Stored dataset items:
•••

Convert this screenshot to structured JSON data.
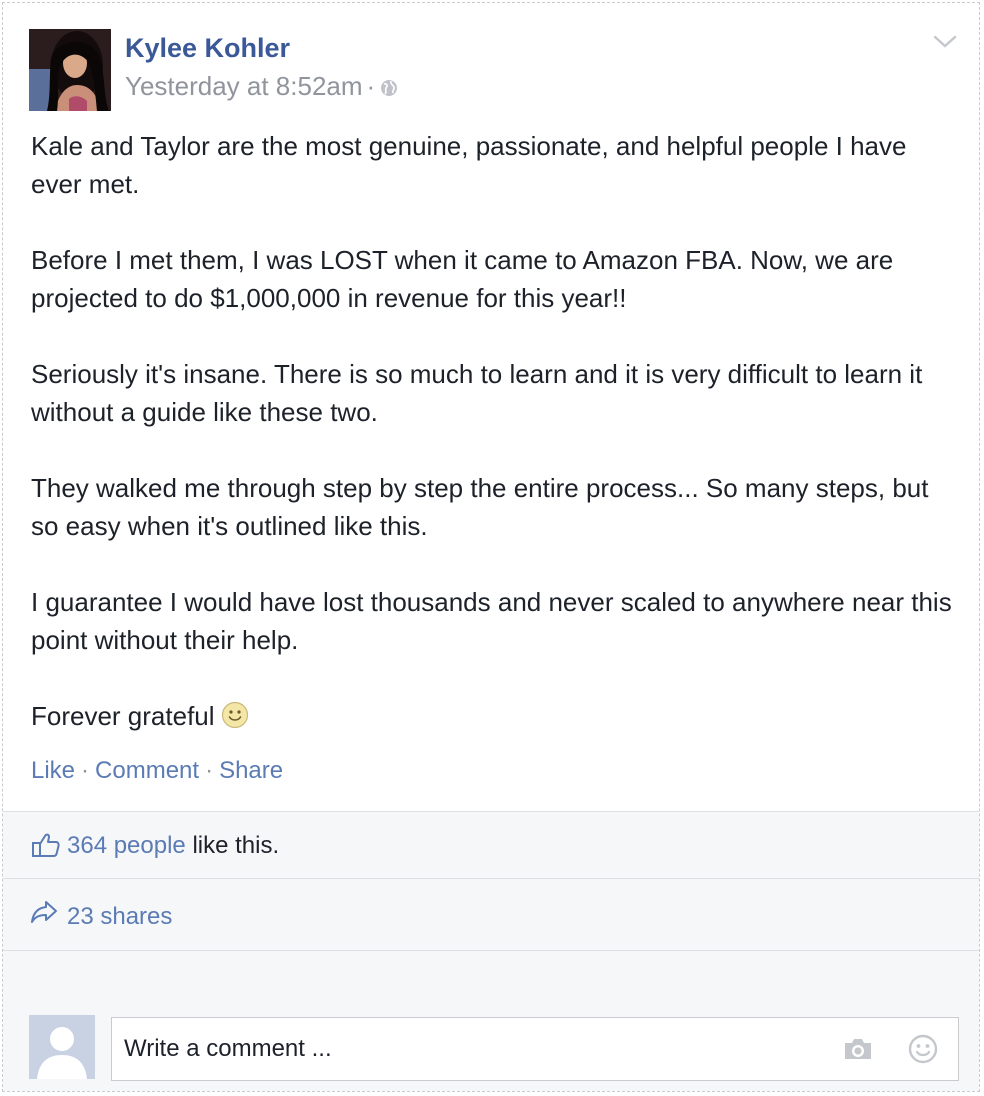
{
  "post": {
    "author": "Kylee Kohler",
    "timestamp": "Yesterday at 8:52am",
    "meta_separator": "·",
    "privacy_icon": "globe-icon",
    "menu_icon": "chevron-down-icon",
    "paragraphs": [
      "Kale and Taylor are the most genuine, passionate, and helpful people I have ever met.",
      "Before I met them, I was LOST when it came to Amazon FBA. Now, we are projected to do $1,000,000 in revenue for this year!!",
      "Seriously it's insane. There is so much to learn and it is very difficult to learn it without a guide like these two.",
      "They walked me through step by step the entire process... So many steps, but so easy when it's outlined like this.",
      "I guarantee I would have lost thousands and never scaled to anywhere near this point without their help."
    ],
    "closing_line": "Forever grateful",
    "closing_emoji": "smiley-icon"
  },
  "actions": {
    "like": "Like",
    "comment": "Comment",
    "share": "Share",
    "separator": "·"
  },
  "reactions": {
    "likes_count_text": "364 people",
    "likes_suffix": " like this.",
    "shares_text": "23 shares"
  },
  "composer": {
    "placeholder": "Write a comment ...",
    "camera_icon": "camera-icon",
    "emoji_icon": "smiley-icon"
  },
  "colors": {
    "link": "#5b7bb5",
    "author": "#3b5998",
    "meta": "#90949c",
    "text": "#1d2129",
    "band": "#f6f7f9"
  }
}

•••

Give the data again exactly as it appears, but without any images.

■ OUTPUT:
Convert this screenshot to structured JSON data.
{
  "post": {
    "author": "Kylee Kohler",
    "timestamp": "Yesterday at 8:52am",
    "meta_separator": "·",
    "privacy_icon": "globe-icon",
    "menu_icon": "chevron-down-icon",
    "paragraphs": [
      "Kale and Taylor are the most genuine, passionate, and helpful people I have ever met.",
      "Before I met them, I was LOST when it came to Amazon FBA. Now, we are projected to do $1,000,000 in revenue for this year!!",
      "Seriously it's insane. There is so much to learn and it is very difficult to learn it without a guide like these two.",
      "They walked me through step by step the entire process... So many steps, but so easy when it's outlined like this.",
      "I guarantee I would have lost thousands and never scaled to anywhere near this point without their help."
    ],
    "closing_line": "Forever grateful",
    "closing_emoji": "smiley-icon"
  },
  "actions": {
    "like": "Like",
    "comment": "Comment",
    "share": "Share",
    "separator": "·"
  },
  "reactions": {
    "likes_count_text": "364 people",
    "likes_suffix": " like this.",
    "shares_text": "23 shares"
  },
  "composer": {
    "placeholder": "Write a comment ...",
    "camera_icon": "camera-icon",
    "emoji_icon": "smiley-icon"
  },
  "colors": {
    "link": "#5b7bb5",
    "author": "#3b5998",
    "meta": "#90949c",
    "text": "#1d2129",
    "band": "#f6f7f9"
  }
}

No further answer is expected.